Outlining a standard process for designing an information system
Building on previous work by PATH, the Public Health Informatics Institute, and other groups, we led development of a product vision document outlining a process for designing a scalable immunization information system. Representatives from Tanzania, Zambia, and other BLN countries contributed to the document’s development.
In seven chapters, the product vision document outlines a series of steps for gathering and organizing needed information. Chapters cover topics such as user personas, business processes, user and system requirements, and use scenarios.
Establishing the BID Learning Network
For Dr. Eddie Mukooyo Sefuluya, the BLN has tackled some of the most complex challenges facing health information systems, and provided a venue for developing its most promising solutions. It allows participants to connect, learn, and collaborate in ways that advance their own discrete efforts, while also accelerating the pace of progress for all. Read more
BLN Member Perspective
For Dr. Eddie Mukooyo Sefuluya, the BLN has tackled some of the most complex challenges facing health information systems, and provided a venue for developing its most promising solutions. It allows participants to connect, learn, and collaborate in ways that advance their own discrete efforts, while also accelerating the pace of progress for all.
Sometimes the best solutions have a deceptively simple answer, or the solution already exists. Peer learning networks are an opportunity for professionals working across a range of workplaces, sectors, and countries to swap experiences, share best practices, and adapt defined solutions to their own contexts, so as not to reinvent the wheel. Throughout BID’s journey, the BLN has been a platform for this sharing, fostering continuous learning and communication among countries.
In May 2014, representatives from 13 different countries and international partners assembled in Kigali, Rwanda, for the formal launch of the BLN. The dynamic convening allowed members to talk and work directly with others in the same space, to strengthen immunization programs through innovations in data availability, quality, and use.
– Dominic Kwabena Atweam, BLN member and Policy Planning Monitoring and Evaluation Division, Ghana Health Service
BLN meeting dates/locations/topics
May 2014: BLN launch (Rwanda)
July 2016: Study visit (Benin) – VaxTrac implementation
The BLN embodies demand-driven and African-led solutions. So, when BLN members met again later that year at the first Design Collaborative in Lusaka, Zambia, participants took full charge of the agenda. The subsequent Design Collaboratives held across Africa focused on country-identified priorities such as immunization registries, change management, and supply chain logistics.

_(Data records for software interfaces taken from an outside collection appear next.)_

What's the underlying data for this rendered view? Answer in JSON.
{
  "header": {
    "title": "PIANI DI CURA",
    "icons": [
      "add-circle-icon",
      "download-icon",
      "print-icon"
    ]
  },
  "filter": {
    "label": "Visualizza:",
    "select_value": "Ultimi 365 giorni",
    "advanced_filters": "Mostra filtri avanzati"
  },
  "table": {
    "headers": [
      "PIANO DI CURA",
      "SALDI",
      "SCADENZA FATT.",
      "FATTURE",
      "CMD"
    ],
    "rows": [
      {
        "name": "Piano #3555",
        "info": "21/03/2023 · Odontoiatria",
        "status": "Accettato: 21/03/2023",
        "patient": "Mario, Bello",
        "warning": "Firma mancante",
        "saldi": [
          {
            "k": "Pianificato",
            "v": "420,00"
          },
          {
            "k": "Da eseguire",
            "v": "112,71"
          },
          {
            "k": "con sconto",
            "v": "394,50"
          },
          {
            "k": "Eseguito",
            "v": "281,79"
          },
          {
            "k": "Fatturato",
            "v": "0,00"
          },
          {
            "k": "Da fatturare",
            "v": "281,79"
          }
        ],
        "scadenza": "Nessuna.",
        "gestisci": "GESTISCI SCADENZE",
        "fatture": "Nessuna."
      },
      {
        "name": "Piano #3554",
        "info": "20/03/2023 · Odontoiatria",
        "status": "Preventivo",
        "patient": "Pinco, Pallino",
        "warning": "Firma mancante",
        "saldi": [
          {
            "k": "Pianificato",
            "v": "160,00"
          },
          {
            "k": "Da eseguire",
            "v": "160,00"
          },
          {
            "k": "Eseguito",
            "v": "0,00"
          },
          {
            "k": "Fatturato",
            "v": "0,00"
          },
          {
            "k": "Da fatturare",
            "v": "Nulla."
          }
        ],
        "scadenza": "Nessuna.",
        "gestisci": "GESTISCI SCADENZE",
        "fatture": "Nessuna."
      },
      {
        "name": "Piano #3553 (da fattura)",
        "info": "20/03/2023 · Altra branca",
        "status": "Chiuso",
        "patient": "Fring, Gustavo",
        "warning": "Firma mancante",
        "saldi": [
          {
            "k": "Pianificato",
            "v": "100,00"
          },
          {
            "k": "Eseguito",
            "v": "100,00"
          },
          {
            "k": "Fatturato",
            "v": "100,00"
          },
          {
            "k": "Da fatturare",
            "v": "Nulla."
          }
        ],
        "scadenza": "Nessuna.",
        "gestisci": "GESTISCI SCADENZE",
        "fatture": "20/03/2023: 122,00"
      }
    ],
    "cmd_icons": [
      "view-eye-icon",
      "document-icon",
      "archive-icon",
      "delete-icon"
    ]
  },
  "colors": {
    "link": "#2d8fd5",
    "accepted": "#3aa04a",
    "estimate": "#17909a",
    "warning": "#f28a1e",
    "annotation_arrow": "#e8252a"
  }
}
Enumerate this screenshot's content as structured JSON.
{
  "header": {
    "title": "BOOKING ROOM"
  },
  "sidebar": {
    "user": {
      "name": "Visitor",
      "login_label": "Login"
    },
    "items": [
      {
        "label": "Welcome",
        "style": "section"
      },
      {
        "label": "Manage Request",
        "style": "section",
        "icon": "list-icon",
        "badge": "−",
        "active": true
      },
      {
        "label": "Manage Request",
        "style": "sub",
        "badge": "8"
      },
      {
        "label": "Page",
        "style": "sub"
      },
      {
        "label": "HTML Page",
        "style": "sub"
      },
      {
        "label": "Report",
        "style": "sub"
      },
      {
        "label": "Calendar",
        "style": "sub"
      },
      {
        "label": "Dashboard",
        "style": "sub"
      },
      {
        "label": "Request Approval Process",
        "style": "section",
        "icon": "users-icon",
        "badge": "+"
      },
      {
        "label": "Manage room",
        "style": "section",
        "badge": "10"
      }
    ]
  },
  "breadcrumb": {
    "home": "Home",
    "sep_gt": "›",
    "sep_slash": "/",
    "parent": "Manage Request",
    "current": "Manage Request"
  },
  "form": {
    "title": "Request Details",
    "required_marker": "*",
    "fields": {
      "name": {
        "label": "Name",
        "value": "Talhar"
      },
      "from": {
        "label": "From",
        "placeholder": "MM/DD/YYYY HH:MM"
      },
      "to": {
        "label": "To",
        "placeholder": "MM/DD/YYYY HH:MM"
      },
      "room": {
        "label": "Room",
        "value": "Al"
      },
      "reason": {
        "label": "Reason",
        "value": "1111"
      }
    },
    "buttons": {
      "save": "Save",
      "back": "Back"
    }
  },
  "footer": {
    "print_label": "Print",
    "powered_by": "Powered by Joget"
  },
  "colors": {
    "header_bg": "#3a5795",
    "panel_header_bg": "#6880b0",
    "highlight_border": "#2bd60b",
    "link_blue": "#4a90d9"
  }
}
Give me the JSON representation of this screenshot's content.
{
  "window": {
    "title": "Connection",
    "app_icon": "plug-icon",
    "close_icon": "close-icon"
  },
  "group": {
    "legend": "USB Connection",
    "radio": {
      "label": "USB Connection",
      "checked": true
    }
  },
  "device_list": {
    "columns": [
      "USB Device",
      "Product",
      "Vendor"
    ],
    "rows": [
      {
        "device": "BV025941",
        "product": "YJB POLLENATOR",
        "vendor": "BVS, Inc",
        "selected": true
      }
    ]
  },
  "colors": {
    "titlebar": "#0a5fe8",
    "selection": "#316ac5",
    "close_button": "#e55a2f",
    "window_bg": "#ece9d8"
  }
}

Between meetings, BLN members provided input on the design and testing of data quality and use interventions for Tanzania and Zambia and shared learnings through webinars, an online discussion forum, and our BLN Resource Library. The network provides an opportunity for other countries interested in improving their health programs through better data and decision-making to adopt aspects of the BID Initiative and adapt them for their own country context. For example, through the small grant program, The Gambia developed an immunization registry, called E-Tracker, and piloted its use in the Western Health Region. If the pilot proves successful, The Gambia is expected to scale the system nationally.